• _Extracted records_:
* * *

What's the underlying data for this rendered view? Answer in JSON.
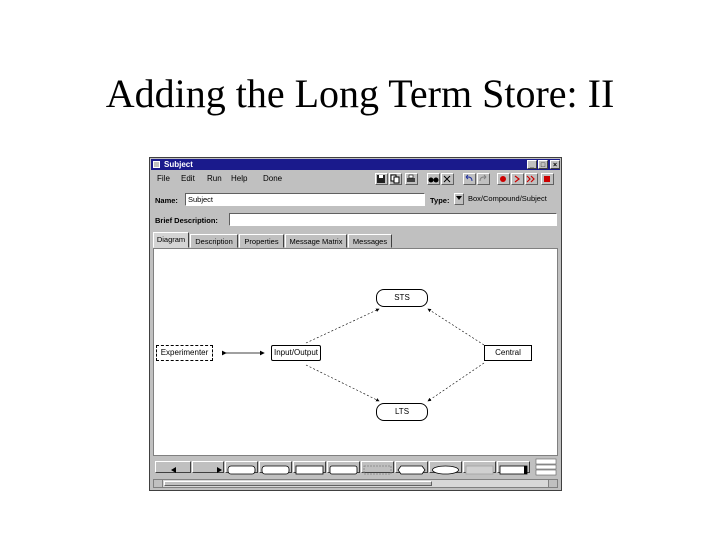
{
  "slide_title": "Adding the Long Term Store: II",
  "window": {
    "title": "Subject",
    "controls": [
      "_",
      "□",
      "×"
    ]
  },
  "menu": [
    "File",
    "Edit",
    "Run",
    "Help",
    "Done"
  ],
  "toolbar": {
    "save_icon": "floppy-icon",
    "copy_icon": "copy-icon",
    "print_icon": "print-icon",
    "find_icon": "binoculars-icon",
    "undo_icon": "undo-icon",
    "redo_icon": "redo-icon",
    "record_icon": "record-icon",
    "play_icon": "play-icon",
    "fast_forward_icon": "fast-forward-icon",
    "stop_icon": "stop-icon",
    "record_color": "#cc0000"
  },
  "form": {
    "name_label": "Name:",
    "name_value": "Subject",
    "type_label": "Type:",
    "type_value": "Box/Compound/Subject",
    "brief_label": "Brief Description:",
    "brief_value": ""
  },
  "tabs": [
    "Diagram",
    "Description",
    "Properties",
    "Message Matrix",
    "Messages"
  ],
  "diagram": {
    "nodes": {
      "experimenter": "Experimenter",
      "input_output": "Input/Output",
      "sts": "STS",
      "central": "Central",
      "lts": "LTS"
    }
  }
}
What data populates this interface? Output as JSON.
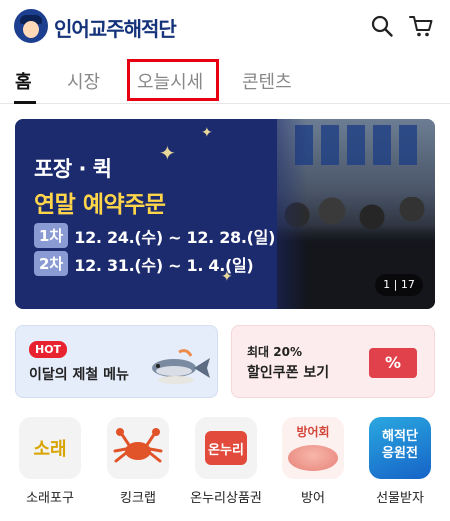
{
  "header": {
    "brand": "인어교주해적단",
    "search_icon": "search-icon",
    "cart_icon": "cart-icon"
  },
  "tabs": [
    {
      "label": "홈",
      "active": true
    },
    {
      "label": "시장",
      "active": false
    },
    {
      "label": "오늘시세",
      "active": false
    },
    {
      "label": "콘텐츠",
      "active": false
    }
  ],
  "banner": {
    "title_line1": "포장 · 퀵",
    "title_line2": "연말 예약주문",
    "rows": [
      {
        "chip": "1차",
        "dates": "12. 24.(수) ~ 12. 28.(일)"
      },
      {
        "chip": "2차",
        "dates": "12. 31.(수) ~ 1. 4.(일)"
      }
    ],
    "pager": "1 | 17"
  },
  "promo_cards": [
    {
      "badge": "HOT",
      "label": "이달의 제철 메뉴"
    },
    {
      "sub": "최대 20%",
      "label": "할인쿠폰 보기",
      "icon_text": "%"
    }
  ],
  "categories": [
    {
      "name": "소래포구",
      "tile_text": "소래"
    },
    {
      "name": "킹크랩",
      "tile_text": ""
    },
    {
      "name": "온누리상품권",
      "tile_text": "온누리"
    },
    {
      "name": "방어",
      "tile_text": "방어회"
    },
    {
      "name": "선물받자",
      "tile_text": "해적단\n응원전"
    }
  ],
  "colors": {
    "brand": "#15337a",
    "highlight": "#e60012",
    "banner_bg": "#1c2a6e",
    "banner_accent": "#ffd54a",
    "hot": "#e8222e"
  }
}
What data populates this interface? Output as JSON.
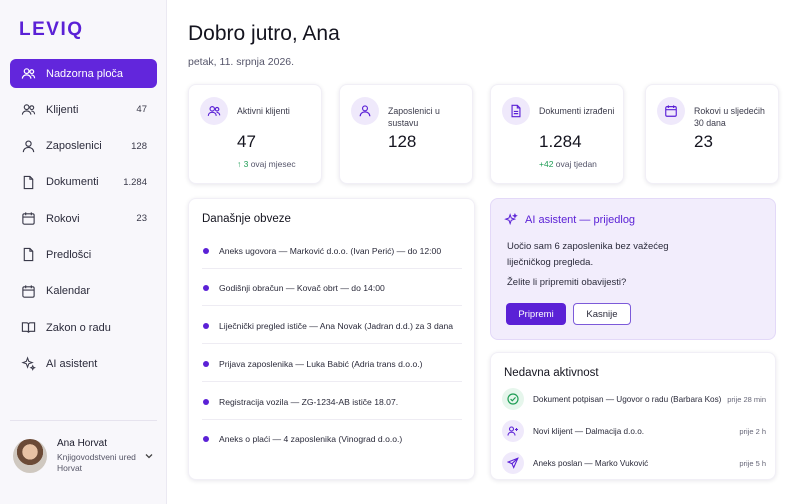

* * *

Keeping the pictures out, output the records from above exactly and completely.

What's the underlying data for this rendered view? Answer in JSON.
{
  "slide_title": "Adding the Long Term Store: II",
  "window": {
    "title": "Subject",
    "controls": [
      "_",
      "□",
      "×"
    ]
  },
  "menu": [
    "File",
    "Edit",
    "Run",
    "Help",
    "Done"
  ],
  "toolbar": {
    "save_icon": "floppy-icon",
    "copy_icon": "copy-icon",
    "print_icon": "print-icon",
    "find_icon": "binoculars-icon",
    "undo_icon": "undo-icon",
    "redo_icon": "redo-icon",
    "record_icon": "record-icon",
    "play_icon": "play-icon",
    "fast_forward_icon": "fast-forward-icon",
    "stop_icon": "stop-icon",
    "record_color": "#cc0000"
  },
  "form": {
    "name_label": "Name:",
    "name_value": "Subject",
    "type_label": "Type:",
    "type_value": "Box/Compound/Subject",
    "brief_label": "Brief Description:",
    "brief_value": ""
  },
  "tabs": [
    "Diagram",
    "Description",
    "Properties",
    "Message Matrix",
    "Messages"
  ],
  "diagram": {
    "nodes": {
      "experimenter": "Experimenter",
      "input_output": "Input/Output",
      "sts": "STS",
      "central": "Central",
      "lts": "LTS"
    }
  }
}
What data populates this interface? Output as JSON.
{
  "header": {
    "brand": "인어교주해적단",
    "search_icon": "search-icon",
    "cart_icon": "cart-icon"
  },
  "tabs": [
    {
      "label": "홈",
      "active": true
    },
    {
      "label": "시장",
      "active": false
    },
    {
      "label": "오늘시세",
      "active": false
    },
    {
      "label": "콘텐츠",
      "active": false
    }
  ],
  "banner": {
    "title_line1": "포장 · 퀵",
    "title_line2": "연말 예약주문",
    "rows": [
      {
        "chip": "1차",
        "dates": "12. 24.(수) ~ 12. 28.(일)"
      },
      {
        "chip": "2차",
        "dates": "12. 31.(수) ~ 1. 4.(일)"
      }
    ],
    "pager": "1 | 17"
  },
  "promo_cards": [
    {
      "badge": "HOT",
      "label": "이달의 제철 메뉴"
    },
    {
      "sub": "최대 20%",
      "label": "할인쿠폰 보기",
      "icon_text": "%"
    }
  ],
  "categories": [
    {
      "name": "소래포구",
      "tile_text": "소래"
    },
    {
      "name": "킹크랩",
      "tile_text": ""
    },
    {
      "name": "온누리상품권",
      "tile_text": "온누리"
    },
    {
      "name": "방어",
      "tile_text": "방어회"
    },
    {
      "name": "선물받자",
      "tile_text": "해적단\n응원전"
    }
  ],
  "colors": {
    "brand": "#15337a",
    "highlight": "#e60012",
    "banner_bg": "#1c2a6e",
    "banner_accent": "#ffd54a",
    "hot": "#e8222e"
  }
}
What data populates this interface? Output as JSON.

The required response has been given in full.